£400m City of London Tower Soon To Rise From M&G
M&G Real Estate is discussing the funding of construction to build a skyscraper for London's financial district, Business Times SG reported. The skyscraper's creation will be funded by investors from Hong Kong after negotiations fell through, according to reports from people with inside knowledge. The deal would create value for the plot where the 40 Leadenhall office project is located.
The Leadenhall office project is also known as the "Gotham City" project and will likely cost somewhere around $682 million, insiders have shared. They have requested anonymity on the basis of privacy of the negotiations.
It is known, however, that M&G stepped in after deals with a group of four Hong Kong property companies-including C C Land Holdings-failed to materialize. Instead, Nuveen will be involved in the project. Nuveen is the asset-management arm of the Teachers Insurance & Annuity Association of America.

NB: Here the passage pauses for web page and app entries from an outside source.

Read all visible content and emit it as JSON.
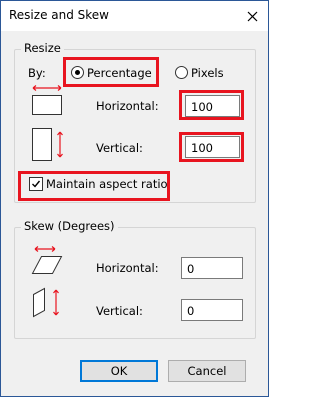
{
  "dialog": {
    "title": "Resize and Skew"
  },
  "resize": {
    "group_label": "Resize",
    "by_label": "By:",
    "options": {
      "percentage": "Percentage",
      "pixels": "Pixels"
    },
    "selected": "percentage",
    "horizontal_label": "Horizontal:",
    "horizontal_value": "100",
    "vertical_label": "Vertical:",
    "vertical_value": "100",
    "maintain_aspect_label": "Maintain aspect ratio",
    "maintain_aspect_checked": true
  },
  "skew": {
    "group_label": "Skew (Degrees)",
    "horizontal_label": "Horizontal:",
    "horizontal_value": "0",
    "vertical_label": "Vertical:",
    "vertical_value": "0"
  },
  "buttons": {
    "ok": "OK",
    "cancel": "Cancel"
  },
  "colors": {
    "highlight": "#e8141f",
    "arrow": "#e8141f",
    "accent": "#0078d7"
  },
  "icons": [
    "close-icon",
    "horizontal-resize-icon",
    "vertical-resize-icon",
    "horizontal-skew-icon",
    "vertical-skew-icon",
    "checkmark-icon"
  ]
}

The 40 Leadenhall project will be a big boost in the near future to London's financial district. Recent events hang heavily on the area, including the unpopular "Brexit" or the departure of Britain from the European Union.

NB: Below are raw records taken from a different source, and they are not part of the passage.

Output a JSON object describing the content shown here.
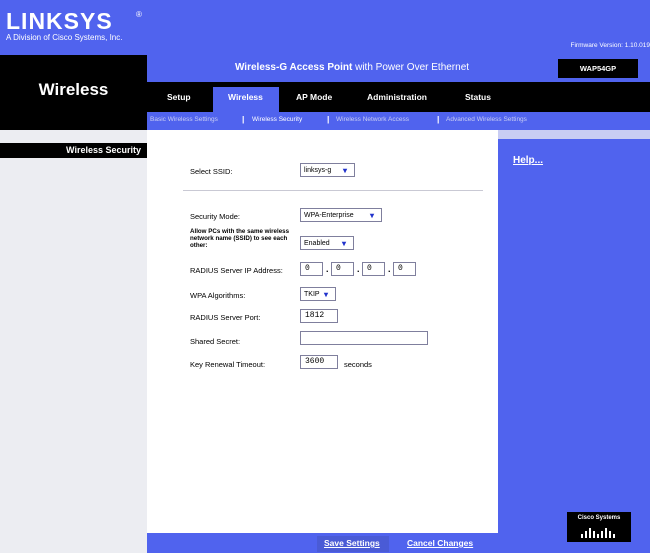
{
  "brand": {
    "logo": "LINKSYS",
    "tm": "®",
    "subtitle": "A Division of Cisco Systems, Inc.",
    "firmware": "Firmware Version: 1.10.019"
  },
  "header": {
    "section_title": "Wireless",
    "product_bold": "Wireless-G Access Point",
    "product_rest": " with Power Over Ethernet",
    "model": "WAP54GP"
  },
  "tabs": [
    {
      "label": "Setup"
    },
    {
      "label": "Wireless",
      "active": true
    },
    {
      "label": "AP Mode"
    },
    {
      "label": "Administration"
    },
    {
      "label": "Status"
    }
  ],
  "subtabs": [
    {
      "label": "Basic Wireless Settings"
    },
    {
      "label": "Wireless Security",
      "active": true
    },
    {
      "label": "Wireless Network Access"
    },
    {
      "label": "Advanced Wireless Settings"
    }
  ],
  "sidebar": {
    "label": "Wireless Security"
  },
  "form": {
    "ssid_label": "Select SSID:",
    "ssid_value": "linksys-g",
    "security_mode_label": "Security Mode:",
    "security_mode_value": "WPA-Enterprise",
    "allow_pcs_label": "Allow PCs with the same wireless network name (SSID) to see each other:",
    "allow_pcs_value": "Enabled",
    "radius_ip_label": "RADIUS Server IP Address:",
    "radius_ip": [
      "0",
      "0",
      "0",
      "0"
    ],
    "wpa_alg_label": "WPA Algorithms:",
    "wpa_alg_value": "TKIP",
    "radius_port_label": "RADIUS Server Port:",
    "radius_port_value": "1812",
    "shared_secret_label": "Shared Secret:",
    "shared_secret_value": "",
    "key_renewal_label": "Key Renewal Timeout:",
    "key_renewal_value": "3600",
    "key_renewal_unit": "seconds"
  },
  "help": {
    "label": "Help..."
  },
  "buttons": {
    "save": "Save Settings",
    "cancel": "Cancel Changes"
  },
  "cisco": {
    "label": "Cisco Systems"
  },
  "colors": {
    "primary_blue": "#5063ee",
    "black": "#000000",
    "sidebar_gray": "#ecedf2"
  }
}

It is also unheard of for a UK firm to make a commitment of this size, at least since overseas investors have normally dominated the local office market.

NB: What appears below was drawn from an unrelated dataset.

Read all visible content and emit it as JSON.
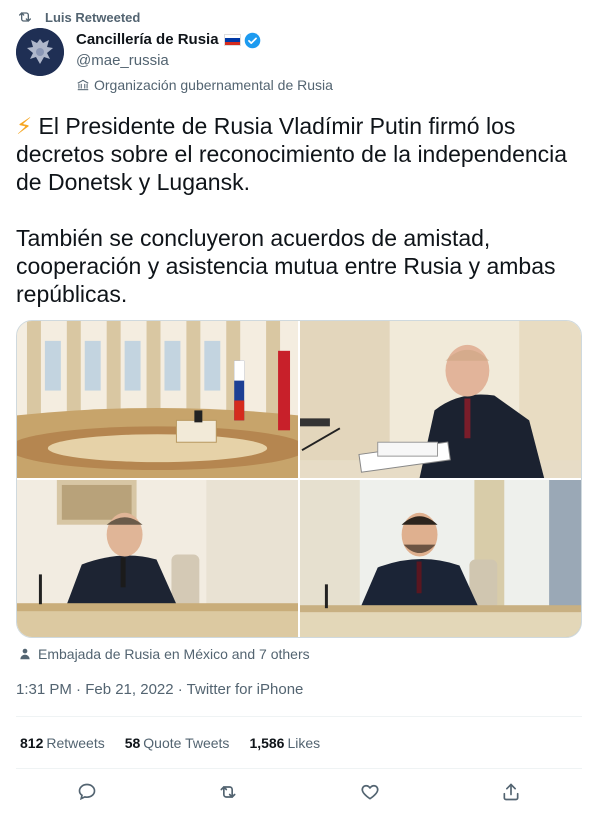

It is interesting to note that M&G Real Estate and Debenhams have recently ended a dispute regarding the British retailer's company voluntary arrangements (CVA). These have effectively driven out investors but kept the company up and going, according to Reuters.
Debenhams was also locked in a dispute in June with former shareholder Sports Direct over a restructuring plan misunderstanding. However, in the case of the CVA dispute with Debenhams, the latter's chairman Terry Duddy said that M&G recognizing the necessity for the CVA was a great thing, and called upon Sports Direct and CPC to do the same.
Debenhams is in the process of restructuring using these CVAs, which will allow their retailers to offload unwanted stores, thus offloading unwanted stores and securing lower rents on other stores, among other activities.
The surprising resilience of the demand for office space and other spaces have M&G taking the right decision, ahead of other developers who are waiting to see what the "Brexit" aftermath might look like. Perhaps, this is a step toward the right direction and could be the move which convinces other investors to take the risk.